> What is expected
One line at a time, check the entries below for the word "Rhoncus", and copy each line that has it.
-------- Task material
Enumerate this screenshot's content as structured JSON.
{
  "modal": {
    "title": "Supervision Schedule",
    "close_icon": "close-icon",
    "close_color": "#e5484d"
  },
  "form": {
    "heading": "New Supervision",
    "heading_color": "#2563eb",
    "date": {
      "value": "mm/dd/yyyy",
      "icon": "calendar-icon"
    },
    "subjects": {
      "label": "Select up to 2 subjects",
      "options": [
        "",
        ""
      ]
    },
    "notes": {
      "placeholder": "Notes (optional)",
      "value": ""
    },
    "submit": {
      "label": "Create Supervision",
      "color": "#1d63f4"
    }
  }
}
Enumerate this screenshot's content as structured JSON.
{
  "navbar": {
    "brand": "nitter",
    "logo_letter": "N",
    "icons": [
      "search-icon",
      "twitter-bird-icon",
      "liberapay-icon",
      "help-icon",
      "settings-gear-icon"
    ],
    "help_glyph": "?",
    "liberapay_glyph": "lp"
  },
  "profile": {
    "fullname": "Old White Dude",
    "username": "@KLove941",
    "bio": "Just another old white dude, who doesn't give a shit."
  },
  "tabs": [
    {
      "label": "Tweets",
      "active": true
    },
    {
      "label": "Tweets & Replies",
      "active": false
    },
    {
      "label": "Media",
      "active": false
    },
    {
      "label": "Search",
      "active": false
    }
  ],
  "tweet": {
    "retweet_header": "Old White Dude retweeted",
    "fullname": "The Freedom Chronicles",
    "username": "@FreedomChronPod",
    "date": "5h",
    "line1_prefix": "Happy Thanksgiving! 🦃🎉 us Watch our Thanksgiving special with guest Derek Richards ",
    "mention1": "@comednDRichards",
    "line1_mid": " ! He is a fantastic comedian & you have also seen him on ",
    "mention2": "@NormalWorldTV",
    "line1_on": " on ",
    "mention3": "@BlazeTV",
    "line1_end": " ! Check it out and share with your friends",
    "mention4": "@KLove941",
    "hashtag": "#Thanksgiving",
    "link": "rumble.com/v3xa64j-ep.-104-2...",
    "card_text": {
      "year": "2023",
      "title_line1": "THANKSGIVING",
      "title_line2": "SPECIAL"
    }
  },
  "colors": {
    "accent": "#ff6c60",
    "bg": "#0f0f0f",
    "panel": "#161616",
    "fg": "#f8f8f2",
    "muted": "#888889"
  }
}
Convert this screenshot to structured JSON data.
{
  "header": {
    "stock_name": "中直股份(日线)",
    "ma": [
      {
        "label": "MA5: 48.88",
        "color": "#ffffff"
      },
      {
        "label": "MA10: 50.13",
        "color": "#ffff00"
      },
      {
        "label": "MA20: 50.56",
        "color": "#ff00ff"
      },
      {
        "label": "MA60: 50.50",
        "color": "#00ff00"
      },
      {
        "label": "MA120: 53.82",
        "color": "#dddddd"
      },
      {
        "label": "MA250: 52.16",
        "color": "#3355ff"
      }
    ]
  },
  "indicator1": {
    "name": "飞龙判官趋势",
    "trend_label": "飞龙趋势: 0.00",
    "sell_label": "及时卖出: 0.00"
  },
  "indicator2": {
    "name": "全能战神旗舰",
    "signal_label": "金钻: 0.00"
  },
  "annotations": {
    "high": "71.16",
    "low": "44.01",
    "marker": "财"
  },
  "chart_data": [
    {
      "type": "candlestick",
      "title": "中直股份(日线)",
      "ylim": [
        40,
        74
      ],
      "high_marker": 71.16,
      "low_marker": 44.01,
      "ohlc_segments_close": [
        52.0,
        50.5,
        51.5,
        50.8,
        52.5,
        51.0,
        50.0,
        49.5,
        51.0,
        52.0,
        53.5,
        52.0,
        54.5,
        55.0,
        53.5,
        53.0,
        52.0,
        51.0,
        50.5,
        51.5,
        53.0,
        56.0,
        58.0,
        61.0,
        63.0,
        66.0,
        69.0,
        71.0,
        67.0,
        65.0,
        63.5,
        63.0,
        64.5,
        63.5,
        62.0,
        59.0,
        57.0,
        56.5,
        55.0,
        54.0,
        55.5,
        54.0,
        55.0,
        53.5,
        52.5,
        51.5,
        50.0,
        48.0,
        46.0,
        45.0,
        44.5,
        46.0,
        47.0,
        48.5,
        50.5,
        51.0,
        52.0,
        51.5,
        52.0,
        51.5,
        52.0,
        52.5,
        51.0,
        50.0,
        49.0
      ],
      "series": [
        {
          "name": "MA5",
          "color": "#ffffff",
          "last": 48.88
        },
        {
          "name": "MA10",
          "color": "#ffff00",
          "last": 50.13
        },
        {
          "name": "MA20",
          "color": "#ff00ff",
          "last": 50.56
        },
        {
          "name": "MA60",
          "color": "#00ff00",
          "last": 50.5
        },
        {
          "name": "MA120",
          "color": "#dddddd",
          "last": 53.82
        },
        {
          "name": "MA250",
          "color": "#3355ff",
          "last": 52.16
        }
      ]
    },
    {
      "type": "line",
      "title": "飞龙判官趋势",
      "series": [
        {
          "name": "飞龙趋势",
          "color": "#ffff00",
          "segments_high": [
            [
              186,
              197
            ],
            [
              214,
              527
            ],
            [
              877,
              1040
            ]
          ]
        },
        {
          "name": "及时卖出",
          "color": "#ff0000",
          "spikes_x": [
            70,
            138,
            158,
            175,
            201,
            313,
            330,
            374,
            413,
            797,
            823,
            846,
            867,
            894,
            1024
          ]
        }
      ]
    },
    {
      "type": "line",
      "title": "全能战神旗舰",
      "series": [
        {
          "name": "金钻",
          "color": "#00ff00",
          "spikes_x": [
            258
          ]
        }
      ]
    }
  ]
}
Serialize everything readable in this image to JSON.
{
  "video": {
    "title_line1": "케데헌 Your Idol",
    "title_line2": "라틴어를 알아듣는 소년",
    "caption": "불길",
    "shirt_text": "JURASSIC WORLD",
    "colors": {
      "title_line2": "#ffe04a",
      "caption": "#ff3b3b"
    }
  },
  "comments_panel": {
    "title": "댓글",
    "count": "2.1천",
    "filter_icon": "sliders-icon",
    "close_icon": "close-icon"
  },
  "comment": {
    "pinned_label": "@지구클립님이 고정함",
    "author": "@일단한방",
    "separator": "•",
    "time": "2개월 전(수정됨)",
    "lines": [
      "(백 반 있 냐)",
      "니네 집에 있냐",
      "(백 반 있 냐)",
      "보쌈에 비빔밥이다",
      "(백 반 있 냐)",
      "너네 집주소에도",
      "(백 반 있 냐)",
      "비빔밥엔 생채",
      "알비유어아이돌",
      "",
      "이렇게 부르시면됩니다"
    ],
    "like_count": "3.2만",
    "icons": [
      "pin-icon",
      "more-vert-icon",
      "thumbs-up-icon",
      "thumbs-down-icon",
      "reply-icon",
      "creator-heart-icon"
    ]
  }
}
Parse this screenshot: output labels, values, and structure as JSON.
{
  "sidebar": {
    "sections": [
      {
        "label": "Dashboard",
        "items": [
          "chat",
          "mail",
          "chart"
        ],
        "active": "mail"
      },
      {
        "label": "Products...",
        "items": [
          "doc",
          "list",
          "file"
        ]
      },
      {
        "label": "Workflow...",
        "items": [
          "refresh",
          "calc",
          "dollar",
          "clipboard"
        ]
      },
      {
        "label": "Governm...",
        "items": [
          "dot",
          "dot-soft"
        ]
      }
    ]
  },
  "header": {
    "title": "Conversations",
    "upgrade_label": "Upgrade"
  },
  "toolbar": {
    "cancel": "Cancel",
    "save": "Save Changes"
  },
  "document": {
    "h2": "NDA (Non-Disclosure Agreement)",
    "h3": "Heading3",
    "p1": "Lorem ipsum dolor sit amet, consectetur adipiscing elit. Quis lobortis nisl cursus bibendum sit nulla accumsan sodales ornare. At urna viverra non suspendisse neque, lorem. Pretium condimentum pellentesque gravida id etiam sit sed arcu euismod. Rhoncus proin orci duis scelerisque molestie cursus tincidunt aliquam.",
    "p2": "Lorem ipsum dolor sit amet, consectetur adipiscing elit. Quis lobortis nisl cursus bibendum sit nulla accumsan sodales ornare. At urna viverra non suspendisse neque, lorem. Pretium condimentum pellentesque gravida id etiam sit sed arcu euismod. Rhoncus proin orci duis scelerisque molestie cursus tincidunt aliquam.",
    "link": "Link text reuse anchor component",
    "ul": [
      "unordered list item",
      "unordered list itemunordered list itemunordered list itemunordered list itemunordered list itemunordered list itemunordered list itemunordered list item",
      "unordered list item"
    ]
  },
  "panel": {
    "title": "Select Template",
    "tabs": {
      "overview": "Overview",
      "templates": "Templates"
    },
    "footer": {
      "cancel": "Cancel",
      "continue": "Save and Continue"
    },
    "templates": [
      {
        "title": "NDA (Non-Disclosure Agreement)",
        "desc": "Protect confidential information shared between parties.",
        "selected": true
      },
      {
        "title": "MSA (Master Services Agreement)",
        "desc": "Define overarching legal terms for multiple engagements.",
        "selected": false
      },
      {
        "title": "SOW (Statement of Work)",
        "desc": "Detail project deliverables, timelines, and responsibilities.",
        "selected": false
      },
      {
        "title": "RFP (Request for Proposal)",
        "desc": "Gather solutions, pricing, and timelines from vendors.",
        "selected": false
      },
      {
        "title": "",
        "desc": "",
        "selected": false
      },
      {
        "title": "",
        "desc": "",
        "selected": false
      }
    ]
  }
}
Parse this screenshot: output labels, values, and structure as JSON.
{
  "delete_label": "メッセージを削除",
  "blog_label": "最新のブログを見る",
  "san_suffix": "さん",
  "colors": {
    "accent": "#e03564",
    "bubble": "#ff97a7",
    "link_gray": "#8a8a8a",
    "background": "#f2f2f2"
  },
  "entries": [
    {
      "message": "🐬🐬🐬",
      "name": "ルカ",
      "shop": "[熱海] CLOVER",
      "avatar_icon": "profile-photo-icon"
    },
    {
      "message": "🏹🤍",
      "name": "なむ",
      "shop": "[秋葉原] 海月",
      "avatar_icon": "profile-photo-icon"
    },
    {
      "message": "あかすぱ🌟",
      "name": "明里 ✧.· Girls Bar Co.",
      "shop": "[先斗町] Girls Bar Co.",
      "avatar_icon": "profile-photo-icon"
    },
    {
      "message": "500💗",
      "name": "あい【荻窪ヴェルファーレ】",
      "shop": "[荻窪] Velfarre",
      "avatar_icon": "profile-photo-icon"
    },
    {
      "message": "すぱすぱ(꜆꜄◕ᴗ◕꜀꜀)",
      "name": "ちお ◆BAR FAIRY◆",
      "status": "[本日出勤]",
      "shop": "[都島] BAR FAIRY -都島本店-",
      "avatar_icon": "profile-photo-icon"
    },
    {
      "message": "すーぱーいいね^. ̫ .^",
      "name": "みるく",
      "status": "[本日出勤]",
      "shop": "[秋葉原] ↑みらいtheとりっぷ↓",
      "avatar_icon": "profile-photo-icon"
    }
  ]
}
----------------
> Result of the exercise
    "p1": "Lorem ipsum dolor sit amet, consectetur adipiscing elit. Quis lobortis nisl cursus bibendum sit nulla accumsan sodales ornare. At urna viverra non suspendisse neque, lorem. Pretium condimentum pellentesque gravida id etiam sit sed arcu euismod. Rhoncus proin orci duis scelerisque molestie cursus tincidunt aliquam.",
    "p2": "Lorem ipsum dolor sit amet, consectetur adipiscing elit. Quis lobortis nisl cursus bibendum sit nulla accumsan sodales ornare. At urna viverra non suspendisse neque, lorem. Pretium condimentum pellentesque gravida id etiam sit sed arcu euismod. Rhoncus proin orci duis scelerisque molestie cursus tincidunt aliquam.",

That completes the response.